### What is being asked
In the data below, how many lines contain the string "naam"? Reply with the number only.

### Working data
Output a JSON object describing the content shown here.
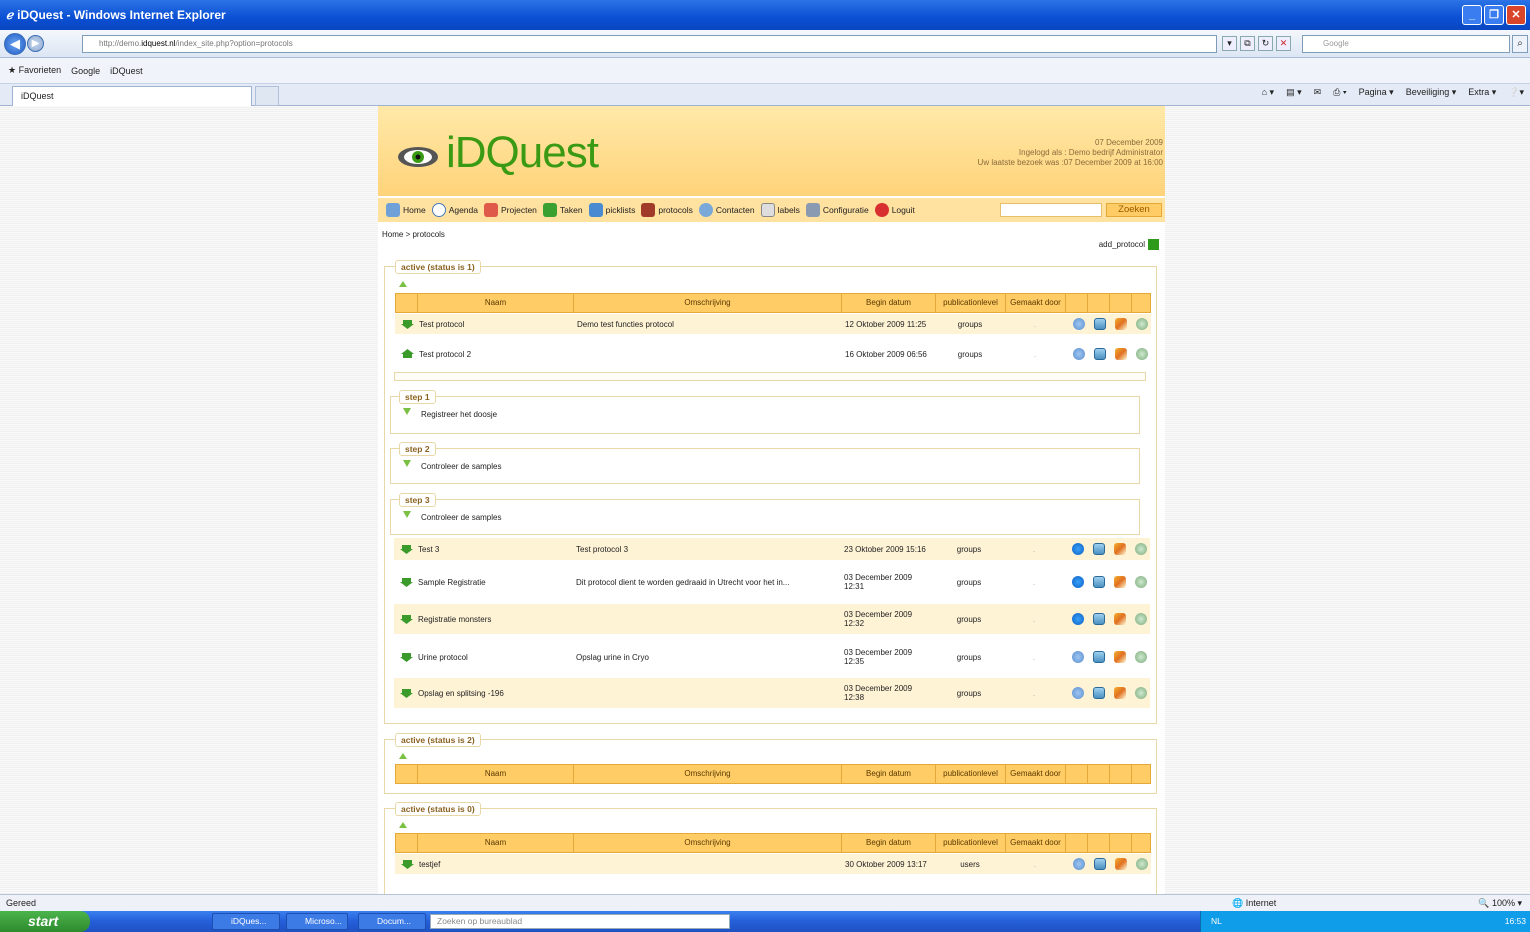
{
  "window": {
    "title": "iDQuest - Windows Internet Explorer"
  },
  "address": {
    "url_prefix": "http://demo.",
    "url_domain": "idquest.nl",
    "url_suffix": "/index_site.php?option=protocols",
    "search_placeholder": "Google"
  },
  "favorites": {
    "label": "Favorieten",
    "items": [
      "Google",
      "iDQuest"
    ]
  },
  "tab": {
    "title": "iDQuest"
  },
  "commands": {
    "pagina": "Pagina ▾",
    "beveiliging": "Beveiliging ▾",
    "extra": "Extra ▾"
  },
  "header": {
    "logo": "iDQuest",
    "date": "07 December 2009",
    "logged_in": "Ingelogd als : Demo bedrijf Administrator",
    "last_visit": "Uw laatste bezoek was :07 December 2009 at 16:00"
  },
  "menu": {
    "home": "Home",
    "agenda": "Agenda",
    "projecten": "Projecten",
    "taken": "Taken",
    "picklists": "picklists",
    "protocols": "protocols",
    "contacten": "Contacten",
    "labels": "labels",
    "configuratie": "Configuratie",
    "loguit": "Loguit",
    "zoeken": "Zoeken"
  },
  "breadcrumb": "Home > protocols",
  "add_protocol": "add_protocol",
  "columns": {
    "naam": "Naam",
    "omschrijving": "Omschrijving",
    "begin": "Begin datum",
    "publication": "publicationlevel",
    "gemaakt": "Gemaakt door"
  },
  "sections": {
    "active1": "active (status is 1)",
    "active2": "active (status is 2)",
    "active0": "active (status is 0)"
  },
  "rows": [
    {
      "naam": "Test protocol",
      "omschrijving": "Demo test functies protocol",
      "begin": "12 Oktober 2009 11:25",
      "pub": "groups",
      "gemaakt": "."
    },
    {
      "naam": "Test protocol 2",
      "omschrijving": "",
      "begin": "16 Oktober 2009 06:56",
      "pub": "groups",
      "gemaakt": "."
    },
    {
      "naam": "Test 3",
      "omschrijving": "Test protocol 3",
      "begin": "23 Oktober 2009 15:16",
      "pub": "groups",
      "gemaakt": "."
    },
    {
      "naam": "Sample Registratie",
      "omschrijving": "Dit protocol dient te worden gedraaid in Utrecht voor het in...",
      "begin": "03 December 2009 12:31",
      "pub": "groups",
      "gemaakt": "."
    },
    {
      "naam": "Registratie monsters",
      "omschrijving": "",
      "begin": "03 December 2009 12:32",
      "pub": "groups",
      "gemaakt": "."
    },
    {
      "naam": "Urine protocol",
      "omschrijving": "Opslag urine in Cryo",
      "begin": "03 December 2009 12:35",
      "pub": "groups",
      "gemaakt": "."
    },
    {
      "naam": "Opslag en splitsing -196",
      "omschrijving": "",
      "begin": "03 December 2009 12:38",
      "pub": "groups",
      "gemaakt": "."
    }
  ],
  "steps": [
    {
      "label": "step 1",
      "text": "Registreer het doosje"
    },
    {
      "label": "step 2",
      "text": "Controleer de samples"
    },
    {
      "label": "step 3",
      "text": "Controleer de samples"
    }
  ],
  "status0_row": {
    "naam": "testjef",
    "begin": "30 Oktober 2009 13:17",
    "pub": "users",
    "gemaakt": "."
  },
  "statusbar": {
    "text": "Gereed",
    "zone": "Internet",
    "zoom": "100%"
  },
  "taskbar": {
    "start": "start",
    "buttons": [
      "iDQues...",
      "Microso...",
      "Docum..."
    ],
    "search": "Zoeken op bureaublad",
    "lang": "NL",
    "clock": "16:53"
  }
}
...
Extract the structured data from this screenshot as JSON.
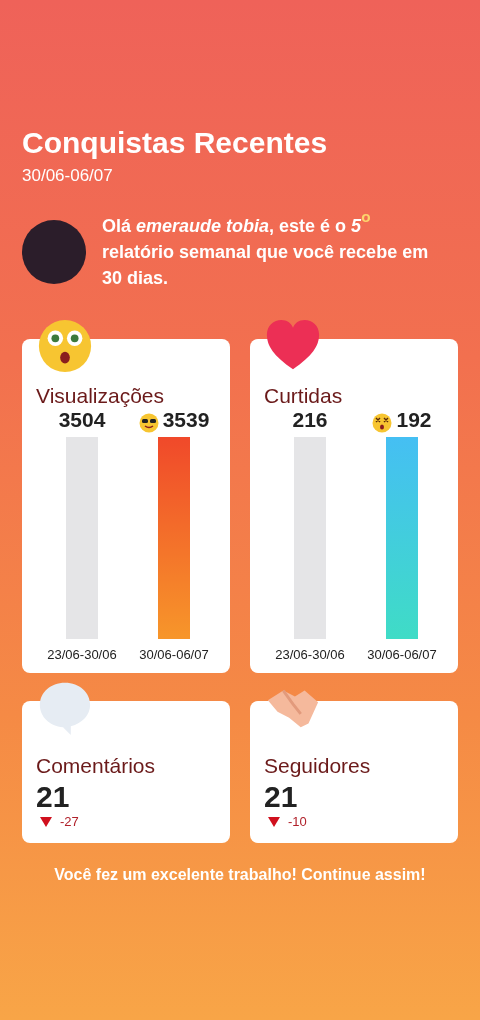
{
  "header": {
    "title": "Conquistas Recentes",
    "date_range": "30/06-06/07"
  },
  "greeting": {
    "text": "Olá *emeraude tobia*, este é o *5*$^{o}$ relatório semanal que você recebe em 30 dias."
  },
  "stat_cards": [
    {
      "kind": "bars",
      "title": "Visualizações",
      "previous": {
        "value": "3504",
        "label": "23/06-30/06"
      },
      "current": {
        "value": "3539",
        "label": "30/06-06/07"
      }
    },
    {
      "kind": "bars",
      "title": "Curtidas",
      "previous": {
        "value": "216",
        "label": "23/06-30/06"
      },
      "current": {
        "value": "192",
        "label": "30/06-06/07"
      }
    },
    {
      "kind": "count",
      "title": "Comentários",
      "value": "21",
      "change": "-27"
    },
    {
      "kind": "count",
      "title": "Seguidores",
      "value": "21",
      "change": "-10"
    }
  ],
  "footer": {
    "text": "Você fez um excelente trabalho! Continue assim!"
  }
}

### Result below
9